• Exercise details:
Return the full listing unchanged, excluding any images it contains.

** Input records follows **

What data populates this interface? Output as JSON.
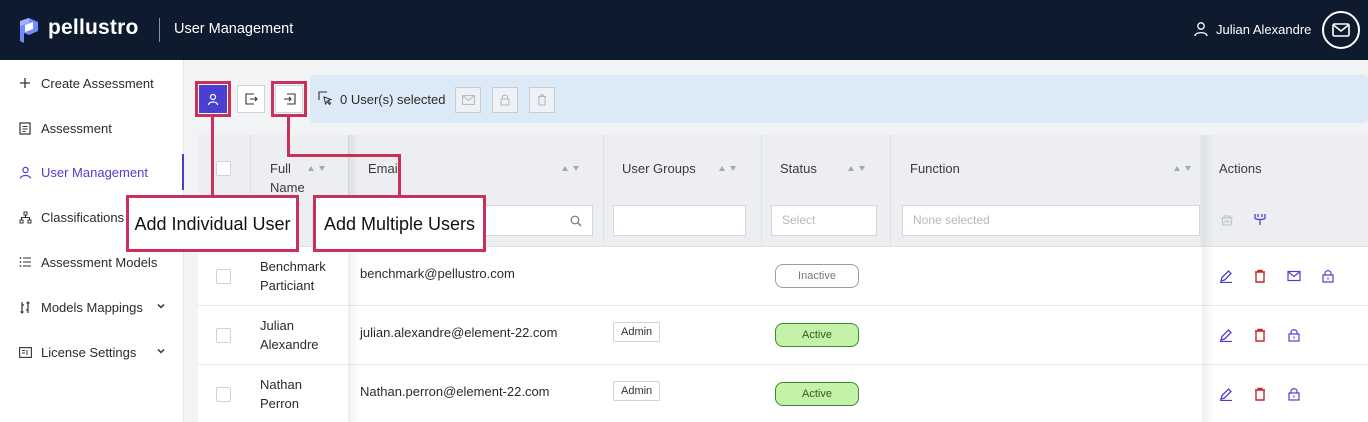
{
  "header": {
    "brand": "pellustro",
    "page_title": "User Management",
    "user_name": "Julian Alexandre",
    "bg_color": "#0e1a2e"
  },
  "sidebar": {
    "items": [
      {
        "label": "Create Assessment",
        "icon": "plus-icon"
      },
      {
        "label": "Assessment",
        "icon": "clipboard-icon"
      },
      {
        "label": "User Management",
        "icon": "user-icon",
        "active": true
      },
      {
        "label": "Classifications",
        "icon": "hierarchy-icon"
      },
      {
        "label": "Assessment Models",
        "icon": "list-icon"
      },
      {
        "label": "Models Mappings",
        "icon": "mapping-icon",
        "expandable": true
      },
      {
        "label": "License Settings",
        "icon": "license-icon",
        "expandable": true
      }
    ],
    "accent_color": "#4a3fd1"
  },
  "toolbar": {
    "selected_text": "0 User(s) selected"
  },
  "table": {
    "columns": [
      {
        "label": "Full Name"
      },
      {
        "label": "Email"
      },
      {
        "label": "User Groups"
      },
      {
        "label": "Status"
      },
      {
        "label": "Function"
      },
      {
        "label": "Actions"
      }
    ],
    "filters": {
      "status_placeholder": "Select",
      "function_placeholder": "None selected"
    },
    "rows": [
      {
        "name_line1": "Benchmark",
        "name_line2": "Particiant",
        "email": "benchmark@pellustro.com",
        "group": "",
        "status": "Inactive"
      },
      {
        "name_line1": "Julian",
        "name_line2": "Alexandre",
        "email": "julian.alexandre@element-22.com",
        "group": "Admin",
        "status": "Active"
      },
      {
        "name_line1": "Nathan",
        "name_line2": "Perron",
        "email": "Nathan.perron@element-22.com",
        "group": "Admin",
        "status": "Active"
      }
    ]
  },
  "callouts": {
    "add_individual": "Add Individual User",
    "add_multiple": "Add Multiple Users",
    "color": "#c7315a"
  },
  "status_colors": {
    "active_bg": "#c4f2a8",
    "active_border": "#3a8a2e",
    "inactive_border": "#9c9c9c"
  }
}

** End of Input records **

• Task result:
What data populates this interface? Output as JSON.
{
  "header": {
    "brand": "pellustro",
    "page_title": "User Management",
    "user_name": "Julian Alexandre",
    "bg_color": "#0e1a2e"
  },
  "sidebar": {
    "items": [
      {
        "label": "Create Assessment",
        "icon": "plus-icon"
      },
      {
        "label": "Assessment",
        "icon": "clipboard-icon"
      },
      {
        "label": "User Management",
        "icon": "user-icon",
        "active": true
      },
      {
        "label": "Classifications",
        "icon": "hierarchy-icon"
      },
      {
        "label": "Assessment Models",
        "icon": "list-icon"
      },
      {
        "label": "Models Mappings",
        "icon": "mapping-icon",
        "expandable": true
      },
      {
        "label": "License Settings",
        "icon": "license-icon",
        "expandable": true
      }
    ],
    "accent_color": "#4a3fd1"
  },
  "toolbar": {
    "selected_text": "0 User(s) selected"
  },
  "table": {
    "columns": [
      {
        "label": "Full Name"
      },
      {
        "label": "Email"
      },
      {
        "label": "User Groups"
      },
      {
        "label": "Status"
      },
      {
        "label": "Function"
      },
      {
        "label": "Actions"
      }
    ],
    "filters": {
      "status_placeholder": "Select",
      "function_placeholder": "None selected"
    },
    "rows": [
      {
        "name_line1": "Benchmark",
        "name_line2": "Particiant",
        "email": "benchmark@pellustro.com",
        "group": "",
        "status": "Inactive"
      },
      {
        "name_line1": "Julian",
        "name_line2": "Alexandre",
        "email": "julian.alexandre@element-22.com",
        "group": "Admin",
        "status": "Active"
      },
      {
        "name_line1": "Nathan",
        "name_line2": "Perron",
        "email": "Nathan.perron@element-22.com",
        "group": "Admin",
        "status": "Active"
      }
    ]
  },
  "callouts": {
    "add_individual": "Add Individual User",
    "add_multiple": "Add Multiple Users",
    "color": "#c7315a"
  },
  "status_colors": {
    "active_bg": "#c4f2a8",
    "active_border": "#3a8a2e",
    "inactive_border": "#9c9c9c"
  }
}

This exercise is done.